Wednesday, June 13, 2018

Of Popcorn and Paragraphs

Right now, I'm a little over halfway through my super-fast summer film class. Personally, I would prefer a slower-paced class spread out over the 10-week summer session that met in person and used a textbook, but we work with what we have.

I am often asked, "Film class? You mean, like movies? And you can get (pause to sneer) college credit for that?" The snark is thick.

Sigh. It's hard to be civil sometimes.

Yes, college credit. Yes, you watch movies. And you also write about them, Jack! By that, I don't mean the fanboy screeds that occasionally drive actors off Twitter, nor am I satisfied with plot summaries from I expect - even in this turbo-paced class - students to pick up a few basics of actual criticism. In fact, it's closer to the truth to think of my Intro to Film class as a literature class, only using celluloid instead of paper. (OK, OK, everything's actually digitized these days, The point remains.)

Students learn how to write an actual compare/contrast essay - which is harder than many students think it is. All too often, on the first assignment (which isn't worth that many points for this very reason) students basically structure their essay as "This happened in Film A. This happened in Film B" and then end it, sincerely thinking that they've created a compare/contrast.

It both is and isn't their fault. Writing is hard to teach and harder still to grade and nigh impossible to grade fast, so it isn't a skill covered on most standardized tests and in this world of high-stakes testing that has about one-third of high schoolers on some form of anxiety, mood stabilizing, and/or depression medication, if it ain't tested, we don't have time to teach it. Let the colleges worry about that!

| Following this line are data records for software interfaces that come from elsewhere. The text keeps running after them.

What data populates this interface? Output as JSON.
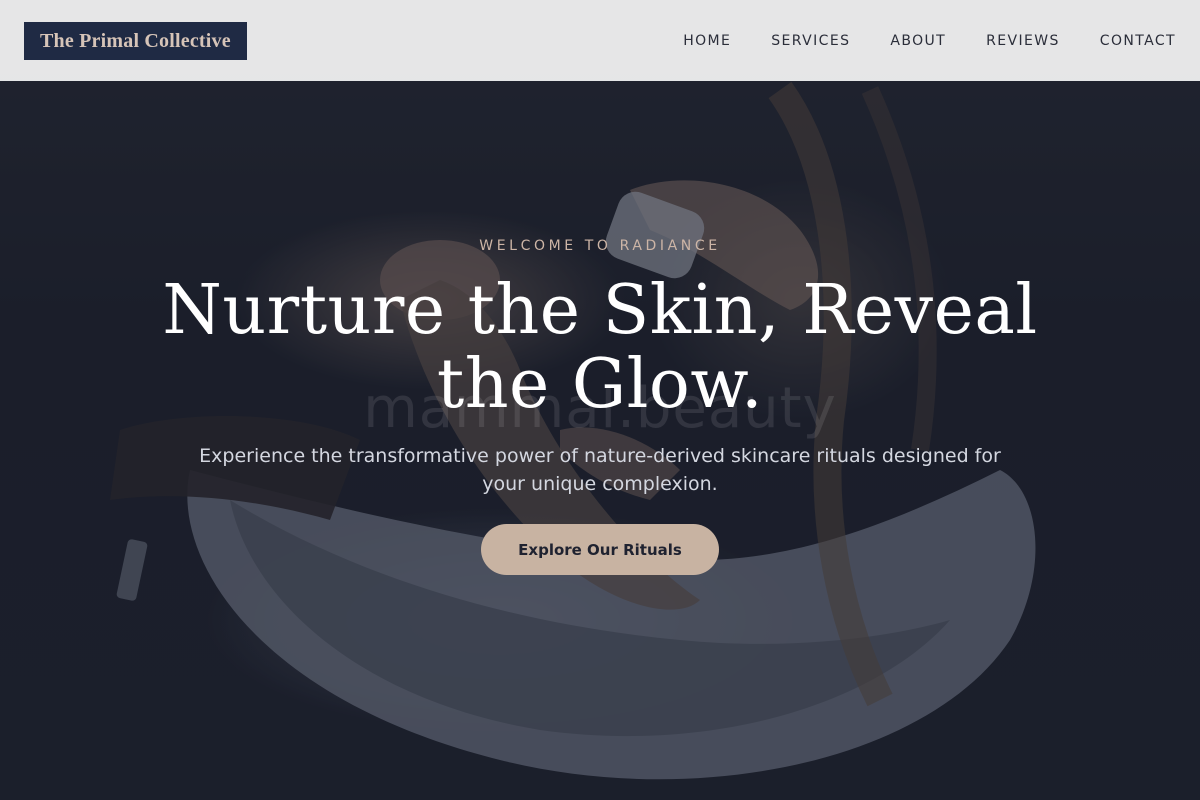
{
  "header": {
    "logo_text": "The Primal Collective",
    "nav": [
      {
        "label": "HOME"
      },
      {
        "label": "SERVICES"
      },
      {
        "label": "ABOUT"
      },
      {
        "label": "REVIEWS"
      },
      {
        "label": "CONTACT"
      }
    ]
  },
  "hero": {
    "eyebrow": "WELCOME TO RADIANCE",
    "headline": "Nurture the Skin, Reveal the Glow.",
    "subtext": "Experience the transformative power of nature-derived skincare rituals designed for your unique complexion.",
    "cta_label": "Explore Our Rituals",
    "watermark": "mammal.beauty"
  },
  "colors": {
    "header_bg": "#f2f2f3",
    "logo_bg": "#1f2a44",
    "logo_text": "#d6c4b8",
    "accent": "#c8b3a2",
    "overlay": "#161a28"
  }
}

I don't blame the high schools, either. Everyone is trying to do the best they can, but the inmates are running the educational asylums right now.

I haven't tried this pairing yet, but one day . . . 
At any rate, I deal with a LOT of students who are quite bright, but don't trust their own thoughts and ideas. They've been taught for years how to take a standardized test, but essay writing befuddles them and asking them to stake out their own opinions and support them is practically a foreign language (something else we wait years too long to begin teaching, but I digress). Movies are a less intimidating "in" to formalized writing for many of these students and most of them pick up the knack very quickly once they begin to trust that their ideas aren't going to be shot down as "wrong."

They also are exposed to different genres of film that they may not have ever experienced. They learn about the Bechdel Test, they have a chance to prove to me that they can pass the Turing Test (see, these are the kinds of "tests" I prefer to standard "bubble sheet" thingamabobs), and they learn to search for criticism as opposed to quick reviews.

Yes, I think it's a valid class. You ought to take it one day.